All in a Day's Artwork - Pain Management gets Creative at the Royal Orthopaedic Hospital
The Royal Orthopaedic Hospital has completed its first round of Art for Health workshops, set up to support chronic pain patients in managing their conditions.
The workshops, which were funded by the Royal Orthopaedic Charity (ROC), were introduced by Liza Tharakan, Pain Medicine and Anaesthesia Consultant and Chronic Pain Service Lead at the Royal Orthopaedic Hospital.
Liza said: “Chronic pain affects quality of life for patients – they can feel isolated, lack confidence and develop anxiety. As there is no definitive cure for chronic pain, we focus on management as pain specialists.
“Many of our patients have restricted movement due to their conditions, and some are house bound. These workshops provide patients the opportunity to engage in creative activities that help them recover faster, manage their long-term conditions and experience a better quality of life. It’s been wonderful to see our patients relax during the workshops and many share that they forget their pain while they are here.”
During the sessions, patients were able to access a range of art therapies including singing, making pinch pots, and painting still life. The sessions encouraged patients to try their hands at different types of art and created the opportunity to speak to others also managing similar conditions.
Usual treatments for pain management include pain modulation with medications, which can leave patients with side effects. While medication, alongside injections and physiotherapy can help, they are limited in what they can offer patients. By participating in creative art, especially in group sessions, patients can learn distraction from constant pain, reduce social disconnection, and in some cases prevent or treat substance use disorder.
The funding for the Art for Health workshops was secured following a poster competition run by the Royal Orthopaedic Charity. Liza’s winning poster highlighted the research on the positive impact art can have on the health and wellbeing of chronic pain patients.

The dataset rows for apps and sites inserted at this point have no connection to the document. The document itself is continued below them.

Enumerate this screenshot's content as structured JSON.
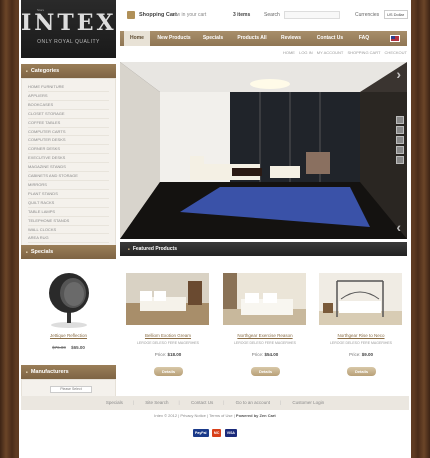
{
  "brand": {
    "small": "Stors",
    "name": "INTEX",
    "tagline": "ONLY ROYAL QUALITY"
  },
  "topbar": {
    "cart_title": "Shopping Cart",
    "cart_text": "now in your cart",
    "cart_count": "3 items",
    "search_label": "Search",
    "currency_label": "Currencies",
    "currency_value": "US Dollar"
  },
  "nav": {
    "items": [
      {
        "label": "Home"
      },
      {
        "label": "New Products"
      },
      {
        "label": "Specials"
      },
      {
        "label": "Products All"
      },
      {
        "label": "Reviews"
      },
      {
        "label": "Contact Us"
      },
      {
        "label": "FAQ"
      }
    ]
  },
  "breadcrumbs": [
    "HOME",
    "LOG IN",
    "MY ACCOUNT",
    "SHOPPING CART",
    "CHECKOUT"
  ],
  "sidebar": {
    "categories_title": "Categories",
    "categories": [
      "HOME FURNITURE",
      "APPLIERS",
      "BOOKCASES",
      "CLOSET STORAGE",
      "COFFEE TABLES",
      "COMPUTER CARTS",
      "COMPUTER DESKS",
      "CORNER DESKS",
      "EXECUTIVE DESKS",
      "MAGAZINE STANDS",
      "CABINETS AND STORAGE",
      "MIRRORS",
      "PLANT STANDS",
      "QUILT RACKS",
      "TABLE LAMPS",
      "TELEPHONE STANDS",
      "WALL CLOCKS",
      "AREA RUG",
      "DRAFTING / PRESENTATION"
    ],
    "specials_title": "Specials",
    "special": {
      "name": "Jettique Reflection",
      "old_price": "$76.00",
      "new_price": "$65.00"
    },
    "manufacturers_title": "Manufacturers",
    "manufacturers_select": "Please Select"
  },
  "featured": {
    "title": "Featured Products",
    "products": [
      {
        "name": "Belliom Exotion Gream",
        "desc": "LEROGE DELESO FERE MAGERIHES",
        "price_label": "Price:",
        "price": "$18.00",
        "button": "Details"
      },
      {
        "name": "Northgear Exercise Reason",
        "desc": "LEROGE DELESO FERE MAGERIHES",
        "price_label": "Price:",
        "price": "$54.00",
        "button": "Details"
      },
      {
        "name": "Northgear Rise to Neco",
        "desc": "LEROGE DELESO FERE MAGERIHES",
        "price_label": "Price:",
        "price": "$9.00",
        "button": "Details"
      }
    ]
  },
  "footer": {
    "links": [
      "Specials",
      "Site Search",
      "Contact Us",
      "Go to an account",
      "Customer Login"
    ],
    "copyright": "Intex © 2012",
    "privacy": "Privacy Notice",
    "terms": "Terms of Use",
    "powered": "Powered by Zen Cart",
    "payments": [
      "PayPal",
      "MC",
      "VISA"
    ]
  },
  "colors": {
    "accent": "#9a7e58",
    "dark": "#222222",
    "link": "#8a6d45",
    "frame": "#5e3b22"
  }
}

Photo caption: From pottery to singing and painting, patients are able to express themselves creatively and forget their pain during these workshops